AbstractBreast milk contains many biologically active substances, including epidermal growth factor (EGF), that are absent from artificial milk formulas. Previous studies have shown dramatic growth and maturation effects of milk-borne EGF on the intestine. This raises the question as to whether artificial milk formulas should be supplemented with biologically active substances, such as EGF. As a result, this dissertation examined whether feeding suckling rats artificial milk formula supplemented with EGF modulates liver development. The normal development of hepatic cells in suckling and weanling rats also was characterized.
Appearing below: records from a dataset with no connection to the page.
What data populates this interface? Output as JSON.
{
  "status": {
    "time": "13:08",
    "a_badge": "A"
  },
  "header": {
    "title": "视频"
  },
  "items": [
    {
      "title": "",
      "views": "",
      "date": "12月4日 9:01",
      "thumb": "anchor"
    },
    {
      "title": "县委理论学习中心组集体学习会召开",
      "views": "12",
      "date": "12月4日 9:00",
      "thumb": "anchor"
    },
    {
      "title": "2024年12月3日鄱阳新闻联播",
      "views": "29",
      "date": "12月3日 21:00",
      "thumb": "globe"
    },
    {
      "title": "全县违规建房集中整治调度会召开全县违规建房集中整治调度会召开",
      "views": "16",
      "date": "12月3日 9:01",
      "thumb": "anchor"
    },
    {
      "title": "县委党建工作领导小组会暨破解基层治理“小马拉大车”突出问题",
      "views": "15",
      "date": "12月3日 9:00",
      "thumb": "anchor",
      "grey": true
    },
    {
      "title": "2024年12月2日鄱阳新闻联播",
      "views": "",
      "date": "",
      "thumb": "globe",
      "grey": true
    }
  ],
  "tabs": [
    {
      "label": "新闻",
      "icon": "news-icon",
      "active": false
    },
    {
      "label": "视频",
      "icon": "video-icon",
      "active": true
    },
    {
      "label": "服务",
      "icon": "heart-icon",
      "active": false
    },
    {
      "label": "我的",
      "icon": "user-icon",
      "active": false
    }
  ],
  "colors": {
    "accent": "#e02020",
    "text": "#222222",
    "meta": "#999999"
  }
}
Additionally, this dissertation examined whether gut-derived endotoxin and tumor necrosis factor alpha (TNFα) play a role in liver development. Dam-fed suckling and weanlings showed increases in the reorganization of hepatocellular plates, numbers of binucleated hepatocytes, and a tendency for sinusoidal endothelial cell fenestrae density and porosity to increase with age. Monocytic derived cells increased at days 8-12 and decreased at day 16. Hepatic stellate cells decreased with age. Colon microbial flora and portal venous endotoxin were present from day 8 onward. Compared to artificial milk formula feeding alone, EGF in the artificial formula elicited increased numbers of binucleated hepatocytes, changes in colon microbial flora, and a tendency for increased numbers of Kupffer cells and portal venous endotoxin. Compared to breast milk, the artificial diet caused decreases in binucleated hepatocytes, increases in monocytic derived cells, Kupffer cells, hepatic stellate cells, portal venous endotoxin and changes in the composition of the colon microbial flora. These increases in cells may be due to colonization of the colon with microbial flora which increased portal venous endotoxin. Increased endotoxin may provide a stimulus for the recruitment of monocytic derived cells to the liver and differentiation into Kupffer cells, which then stimulates hepatic stellate cell proliferation. However, the increases in portal venous endotoxin were not sufficient to elicit hepatic TNFα, mRNA production. In conclusion, milk-borne EGF is involved in differentiation of hepatocytes and changes colon microbial flora that occur in suckling rats. Whether accelerating maturation of hepatocyte is beneficial or detrimental to the suckling rats remains to be determined. Therefore, the supplementation of artificial milk formula with EGF warrants further consideration and research.
Degree ProgramGraduate College
Cell Biology and Anatomy